RECORDS FOR THE EXERCISE —
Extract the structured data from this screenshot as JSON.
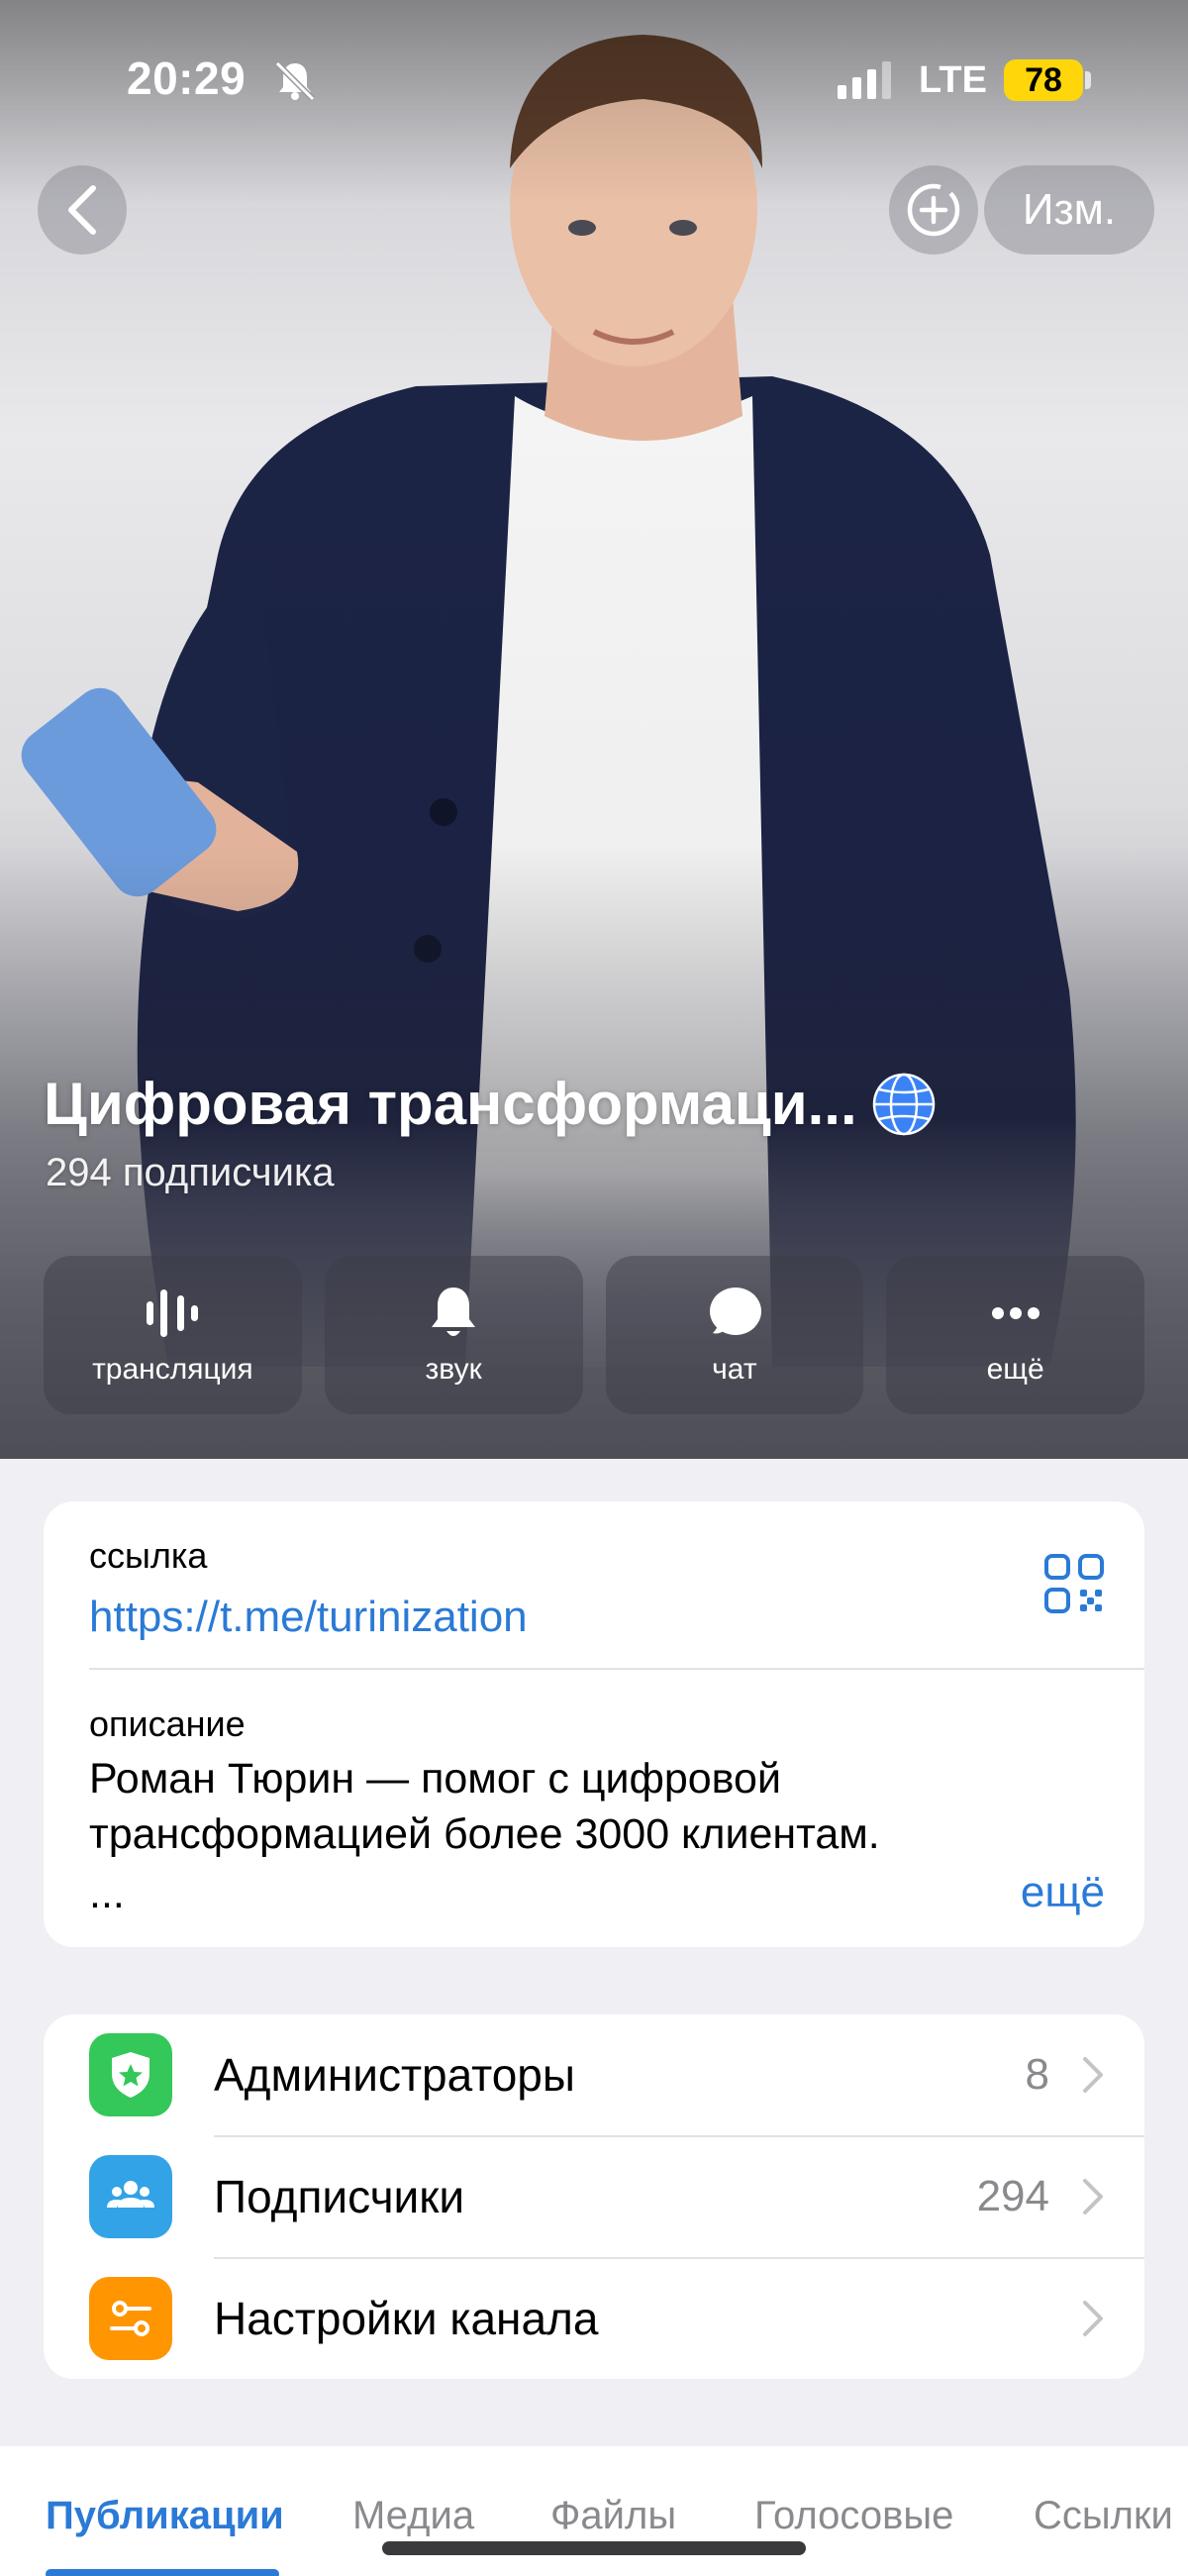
{
  "status_bar": {
    "time": "20:29",
    "network": "LTE",
    "battery": "78"
  },
  "nav": {
    "edit_label": "Изм."
  },
  "channel": {
    "title": "Цифровая трансформаци...",
    "subscribers": "294 подписчика"
  },
  "actions": [
    {
      "label": "трансляция",
      "icon": "stream-icon"
    },
    {
      "label": "звук",
      "icon": "bell-icon"
    },
    {
      "label": "чат",
      "icon": "chat-icon"
    },
    {
      "label": "ещё",
      "icon": "more-icon"
    }
  ],
  "info": {
    "link_label": "ссылка",
    "link": "https://t.me/turinization",
    "description_label": "описание",
    "description": "Роман Тюрин — помог с цифровой трансформацией более 3000 клиентам.",
    "ellipsis": "...",
    "more": "ещё"
  },
  "menu": [
    {
      "label": "Администраторы",
      "value": "8",
      "icon": "admin-shield-icon",
      "color": "#34c759"
    },
    {
      "label": "Подписчики",
      "value": "294",
      "icon": "subscribers-icon",
      "color": "#32a3e6"
    },
    {
      "label": "Настройки канала",
      "value": "",
      "icon": "settings-sliders-icon",
      "color": "#ff9500"
    }
  ],
  "tabs": [
    {
      "label": "Публикации",
      "active": true
    },
    {
      "label": "Медиа",
      "active": false
    },
    {
      "label": "Файлы",
      "active": false
    },
    {
      "label": "Голосовые",
      "active": false
    },
    {
      "label": "Ссылки",
      "active": false
    }
  ],
  "colors": {
    "accent": "#2a7ad6",
    "battery": "#ffd60a"
  }
}
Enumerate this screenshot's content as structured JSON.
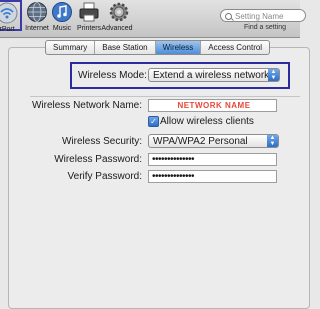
{
  "toolbar": {
    "items": [
      {
        "label": "AirPort",
        "icon": "airport-icon"
      },
      {
        "label": "Internet",
        "icon": "globe-icon"
      },
      {
        "label": "Music",
        "icon": "music-icon"
      },
      {
        "label": "Printers",
        "icon": "printer-icon"
      },
      {
        "label": "Advanced",
        "icon": "gear-icon"
      }
    ],
    "search_placeholder": "Setting Name",
    "find_setting": "Find a setting"
  },
  "tabs": [
    {
      "label": "Summary",
      "active": false
    },
    {
      "label": "Base Station",
      "active": false
    },
    {
      "label": "Wireless",
      "active": true
    },
    {
      "label": "Access Control",
      "active": false
    }
  ],
  "form": {
    "wireless_mode_label": "Wireless Mode:",
    "wireless_mode_value": "Extend a wireless network",
    "network_name_label": "Wireless Network Name:",
    "network_name_value": "NETWORK NAME",
    "allow_clients_label": "Allow wireless clients",
    "allow_clients_checked": true,
    "security_label": "Wireless Security:",
    "security_value": "WPA/WPA2 Personal",
    "password_label": "Wireless Password:",
    "password_value": "••••••••••••••",
    "verify_label": "Verify Password:",
    "verify_value": "••••••••••••••"
  },
  "colors": {
    "highlight_border": "#2c2ca0",
    "network_name_text": "#e8463a",
    "active_tab": "#4d8fd8"
  }
}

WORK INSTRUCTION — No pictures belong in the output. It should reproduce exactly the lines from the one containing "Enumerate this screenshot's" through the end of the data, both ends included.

SOLUTION FOR THIS TASK —
Enumerate this screenshot's content as structured JSON.
{
  "toolbar": {
    "items": [
      {
        "label": "AirPort",
        "icon": "airport-icon"
      },
      {
        "label": "Internet",
        "icon": "globe-icon"
      },
      {
        "label": "Music",
        "icon": "music-icon"
      },
      {
        "label": "Printers",
        "icon": "printer-icon"
      },
      {
        "label": "Advanced",
        "icon": "gear-icon"
      }
    ],
    "search_placeholder": "Setting Name",
    "find_setting": "Find a setting"
  },
  "tabs": [
    {
      "label": "Summary",
      "active": false
    },
    {
      "label": "Base Station",
      "active": false
    },
    {
      "label": "Wireless",
      "active": true
    },
    {
      "label": "Access Control",
      "active": false
    }
  ],
  "form": {
    "wireless_mode_label": "Wireless Mode:",
    "wireless_mode_value": "Extend a wireless network",
    "network_name_label": "Wireless Network Name:",
    "network_name_value": "NETWORK NAME",
    "allow_clients_label": "Allow wireless clients",
    "allow_clients_checked": true,
    "security_label": "Wireless Security:",
    "security_value": "WPA/WPA2 Personal",
    "password_label": "Wireless Password:",
    "password_value": "••••••••••••••",
    "verify_label": "Verify Password:",
    "verify_value": "••••••••••••••"
  },
  "colors": {
    "highlight_border": "#2c2ca0",
    "network_name_text": "#e8463a",
    "active_tab": "#4d8fd8"
  }
}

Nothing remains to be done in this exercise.